***** Data for review *****
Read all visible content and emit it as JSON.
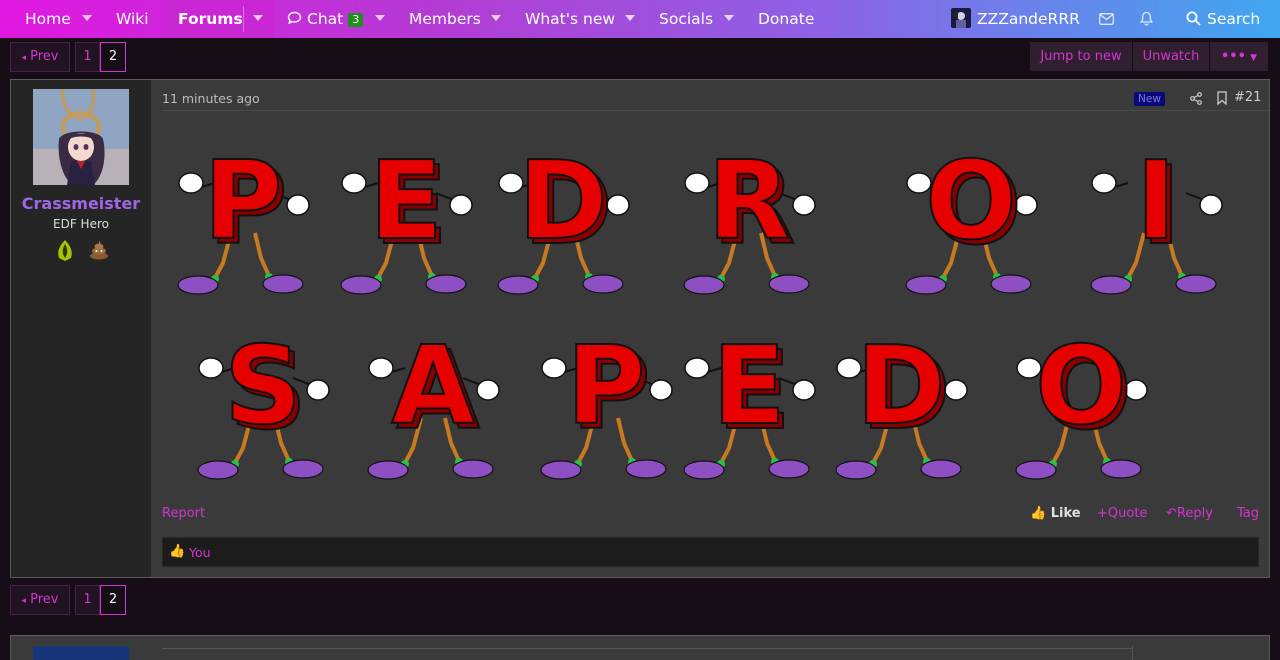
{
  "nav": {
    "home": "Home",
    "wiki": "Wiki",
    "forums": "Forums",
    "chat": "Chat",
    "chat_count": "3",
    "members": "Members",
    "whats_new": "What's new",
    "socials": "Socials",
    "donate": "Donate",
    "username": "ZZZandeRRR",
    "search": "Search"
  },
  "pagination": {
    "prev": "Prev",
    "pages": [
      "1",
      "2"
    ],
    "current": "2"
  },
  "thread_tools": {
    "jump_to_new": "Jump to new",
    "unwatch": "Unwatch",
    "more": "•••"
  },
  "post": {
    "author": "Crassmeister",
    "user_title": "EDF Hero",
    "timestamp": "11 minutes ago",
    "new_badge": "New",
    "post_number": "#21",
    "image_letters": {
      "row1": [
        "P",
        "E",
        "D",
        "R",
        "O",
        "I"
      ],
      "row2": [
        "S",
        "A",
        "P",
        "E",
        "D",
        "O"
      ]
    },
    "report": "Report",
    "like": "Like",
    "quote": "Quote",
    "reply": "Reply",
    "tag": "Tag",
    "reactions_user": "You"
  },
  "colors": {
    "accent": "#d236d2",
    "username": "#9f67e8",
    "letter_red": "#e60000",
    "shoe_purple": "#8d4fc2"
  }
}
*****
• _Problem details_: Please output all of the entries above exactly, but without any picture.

• _Expected answer_:
Read all visible content and emit it as JSON.
{
  "nav": {
    "home": "Home",
    "wiki": "Wiki",
    "forums": "Forums",
    "chat": "Chat",
    "chat_count": "3",
    "members": "Members",
    "whats_new": "What's new",
    "socials": "Socials",
    "donate": "Donate",
    "username": "ZZZandeRRR",
    "search": "Search"
  },
  "pagination": {
    "prev": "Prev",
    "pages": [
      "1",
      "2"
    ],
    "current": "2"
  },
  "thread_tools": {
    "jump_to_new": "Jump to new",
    "unwatch": "Unwatch",
    "more": "•••"
  },
  "post": {
    "author": "Crassmeister",
    "user_title": "EDF Hero",
    "timestamp": "11 minutes ago",
    "new_badge": "New",
    "post_number": "#21",
    "image_letters": {
      "row1": [
        "P",
        "E",
        "D",
        "R",
        "O",
        "I"
      ],
      "row2": [
        "S",
        "A",
        "P",
        "E",
        "D",
        "O"
      ]
    },
    "report": "Report",
    "like": "Like",
    "quote": "Quote",
    "reply": "Reply",
    "tag": "Tag",
    "reactions_user": "You"
  },
  "colors": {
    "accent": "#d236d2",
    "username": "#9f67e8",
    "letter_red": "#e60000",
    "shoe_purple": "#8d4fc2"
  }
}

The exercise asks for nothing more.